What to do » Output every record exactly, and nothing more.

Exercise data »

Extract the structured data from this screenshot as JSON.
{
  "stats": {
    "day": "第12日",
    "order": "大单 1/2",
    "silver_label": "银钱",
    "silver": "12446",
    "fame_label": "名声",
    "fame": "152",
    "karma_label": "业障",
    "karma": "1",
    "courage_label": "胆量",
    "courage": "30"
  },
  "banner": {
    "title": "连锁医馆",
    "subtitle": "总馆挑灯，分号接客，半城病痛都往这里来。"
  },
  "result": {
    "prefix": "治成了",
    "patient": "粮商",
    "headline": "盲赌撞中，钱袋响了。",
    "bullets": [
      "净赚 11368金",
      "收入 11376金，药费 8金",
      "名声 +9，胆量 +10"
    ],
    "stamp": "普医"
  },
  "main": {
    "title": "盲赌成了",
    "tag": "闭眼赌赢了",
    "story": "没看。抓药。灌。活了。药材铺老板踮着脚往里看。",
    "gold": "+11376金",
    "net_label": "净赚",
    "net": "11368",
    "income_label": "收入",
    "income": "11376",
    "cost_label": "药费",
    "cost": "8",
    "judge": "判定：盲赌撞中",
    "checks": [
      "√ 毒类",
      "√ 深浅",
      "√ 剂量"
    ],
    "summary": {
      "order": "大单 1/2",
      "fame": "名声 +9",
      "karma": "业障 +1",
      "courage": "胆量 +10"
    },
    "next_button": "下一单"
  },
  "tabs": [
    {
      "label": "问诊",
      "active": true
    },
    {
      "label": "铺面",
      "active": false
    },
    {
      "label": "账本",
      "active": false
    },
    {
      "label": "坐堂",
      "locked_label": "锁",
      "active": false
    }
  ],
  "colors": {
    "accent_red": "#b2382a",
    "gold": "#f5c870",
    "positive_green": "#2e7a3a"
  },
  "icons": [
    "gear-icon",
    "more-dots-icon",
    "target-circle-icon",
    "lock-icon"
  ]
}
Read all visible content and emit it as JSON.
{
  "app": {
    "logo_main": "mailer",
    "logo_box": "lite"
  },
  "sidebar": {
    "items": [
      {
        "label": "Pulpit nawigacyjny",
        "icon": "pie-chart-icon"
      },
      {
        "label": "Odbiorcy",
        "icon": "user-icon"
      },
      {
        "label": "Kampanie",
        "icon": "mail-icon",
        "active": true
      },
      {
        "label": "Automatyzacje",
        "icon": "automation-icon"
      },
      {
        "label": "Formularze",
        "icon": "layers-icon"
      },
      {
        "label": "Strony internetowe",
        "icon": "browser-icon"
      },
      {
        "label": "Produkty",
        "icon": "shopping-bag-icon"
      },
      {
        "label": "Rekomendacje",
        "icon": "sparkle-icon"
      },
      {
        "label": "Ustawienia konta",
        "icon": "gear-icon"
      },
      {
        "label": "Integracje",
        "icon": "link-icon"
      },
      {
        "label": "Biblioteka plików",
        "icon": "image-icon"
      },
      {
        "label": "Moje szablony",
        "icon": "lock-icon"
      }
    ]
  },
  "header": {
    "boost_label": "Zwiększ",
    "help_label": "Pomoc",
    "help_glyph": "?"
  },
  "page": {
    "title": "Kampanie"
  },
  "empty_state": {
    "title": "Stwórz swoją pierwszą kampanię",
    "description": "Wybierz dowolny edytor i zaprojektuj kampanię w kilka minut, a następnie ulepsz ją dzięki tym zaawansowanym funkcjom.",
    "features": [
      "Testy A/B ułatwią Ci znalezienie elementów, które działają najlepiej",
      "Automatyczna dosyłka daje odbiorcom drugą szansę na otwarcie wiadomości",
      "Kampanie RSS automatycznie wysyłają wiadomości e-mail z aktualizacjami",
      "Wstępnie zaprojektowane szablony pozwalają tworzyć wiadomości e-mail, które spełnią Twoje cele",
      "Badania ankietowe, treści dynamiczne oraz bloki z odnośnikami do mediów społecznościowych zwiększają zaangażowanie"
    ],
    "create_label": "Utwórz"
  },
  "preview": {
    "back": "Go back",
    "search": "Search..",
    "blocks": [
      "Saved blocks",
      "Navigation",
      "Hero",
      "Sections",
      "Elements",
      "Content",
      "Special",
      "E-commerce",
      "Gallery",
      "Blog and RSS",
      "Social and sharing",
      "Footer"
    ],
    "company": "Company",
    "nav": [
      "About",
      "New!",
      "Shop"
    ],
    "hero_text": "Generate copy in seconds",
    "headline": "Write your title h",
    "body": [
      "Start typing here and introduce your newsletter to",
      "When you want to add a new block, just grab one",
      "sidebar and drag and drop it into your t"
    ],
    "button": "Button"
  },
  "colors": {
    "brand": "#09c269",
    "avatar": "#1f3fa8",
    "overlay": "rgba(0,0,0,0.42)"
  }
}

Written answer »
Extract the structured data from this screenshot as JSON.
{
  "stats": {
    "day": "第12日",
    "order": "大单 1/2",
    "silver_label": "银钱",
    "silver": "12446",
    "fame_label": "名声",
    "fame": "152",
    "karma_label": "业障",
    "karma": "1",
    "courage_label": "胆量",
    "courage": "30"
  },
  "banner": {
    "title": "连锁医馆",
    "subtitle": "总馆挑灯，分号接客，半城病痛都往这里来。"
  },
  "result": {
    "prefix": "治成了",
    "patient": "粮商",
    "headline": "盲赌撞中，钱袋响了。",
    "bullets": [
      "净赚 11368金",
      "收入 11376金，药费 8金",
      "名声 +9，胆量 +10"
    ],
    "stamp": "普医"
  },
  "main": {
    "title": "盲赌成了",
    "tag": "闭眼赌赢了",
    "story": "没看。抓药。灌。活了。药材铺老板踮着脚往里看。",
    "gold": "+11376金",
    "net_label": "净赚",
    "net": "11368",
    "income_label": "收入",
    "income": "11376",
    "cost_label": "药费",
    "cost": "8",
    "judge": "判定：盲赌撞中",
    "checks": [
      "√ 毒类",
      "√ 深浅",
      "√ 剂量"
    ],
    "summary": {
      "order": "大单 1/2",
      "fame": "名声 +9",
      "karma": "业障 +1",
      "courage": "胆量 +10"
    },
    "next_button": "下一单"
  },
  "tabs": [
    {
      "label": "问诊",
      "active": true
    },
    {
      "label": "铺面",
      "active": false
    },
    {
      "label": "账本",
      "active": false
    },
    {
      "label": "坐堂",
      "locked_label": "锁",
      "active": false
    }
  ],
  "colors": {
    "accent_red": "#b2382a",
    "gold": "#f5c870",
    "positive_green": "#2e7a3a"
  },
  "icons": [
    "gear-icon",
    "more-dots-icon",
    "target-circle-icon",
    "lock-icon"
  ]
}
Read all visible content and emit it as JSON.
{
  "app": {
    "logo_main": "mailer",
    "logo_box": "lite"
  },
  "sidebar": {
    "items": [
      {
        "label": "Pulpit nawigacyjny",
        "icon": "pie-chart-icon"
      },
      {
        "label": "Odbiorcy",
        "icon": "user-icon"
      },
      {
        "label": "Kampanie",
        "icon": "mail-icon",
        "active": true
      },
      {
        "label": "Automatyzacje",
        "icon": "automation-icon"
      },
      {
        "label": "Formularze",
        "icon": "layers-icon"
      },
      {
        "label": "Strony internetowe",
        "icon": "browser-icon"
      },
      {
        "label": "Produkty",
        "icon": "shopping-bag-icon"
      },
      {
        "label": "Rekomendacje",
        "icon": "sparkle-icon"
      },
      {
        "label": "Ustawienia konta",
        "icon": "gear-icon"
      },
      {
        "label": "Integracje",
        "icon": "link-icon"
      },
      {
        "label": "Biblioteka plików",
        "icon": "image-icon"
      },
      {
        "label": "Moje szablony",
        "icon": "lock-icon"
      }
    ]
  },
  "header": {
    "boost_label": "Zwiększ",
    "help_label": "Pomoc",
    "help_glyph": "?"
  },
  "page": {
    "title": "Kampanie"
  },
  "empty_state": {
    "title": "Stwórz swoją pierwszą kampanię",
    "description": "Wybierz dowolny edytor i zaprojektuj kampanię w kilka minut, a następnie ulepsz ją dzięki tym zaawansowanym funkcjom.",
    "features": [
      "Testy A/B ułatwią Ci znalezienie elementów, które działają najlepiej",
      "Automatyczna dosyłka daje odbiorcom drugą szansę na otwarcie wiadomości",
      "Kampanie RSS automatycznie wysyłają wiadomości e-mail z aktualizacjami",
      "Wstępnie zaprojektowane szablony pozwalają tworzyć wiadomości e-mail, które spełnią Twoje cele",
      "Badania ankietowe, treści dynamiczne oraz bloki z odnośnikami do mediów społecznościowych zwiększają zaangażowanie"
    ],
    "create_label": "Utwórz"
  },
  "preview": {
    "back": "Go back",
    "search": "Search..",
    "blocks": [
      "Saved blocks",
      "Navigation",
      "Hero",
      "Sections",
      "Elements",
      "Content",
      "Special",
      "E-commerce",
      "Gallery",
      "Blog and RSS",
      "Social and sharing",
      "Footer"
    ],
    "company": "Company",
    "nav": [
      "About",
      "New!",
      "Shop"
    ],
    "hero_text": "Generate copy in seconds",
    "headline": "Write your title h",
    "body": [
      "Start typing here and introduce your newsletter to",
      "When you want to add a new block, just grab one",
      "sidebar and drag and drop it into your t"
    ],
    "button": "Button"
  },
  "colors": {
    "brand": "#09c269",
    "avatar": "#1f3fa8",
    "overlay": "rgba(0,0,0,0.42)"
  }
}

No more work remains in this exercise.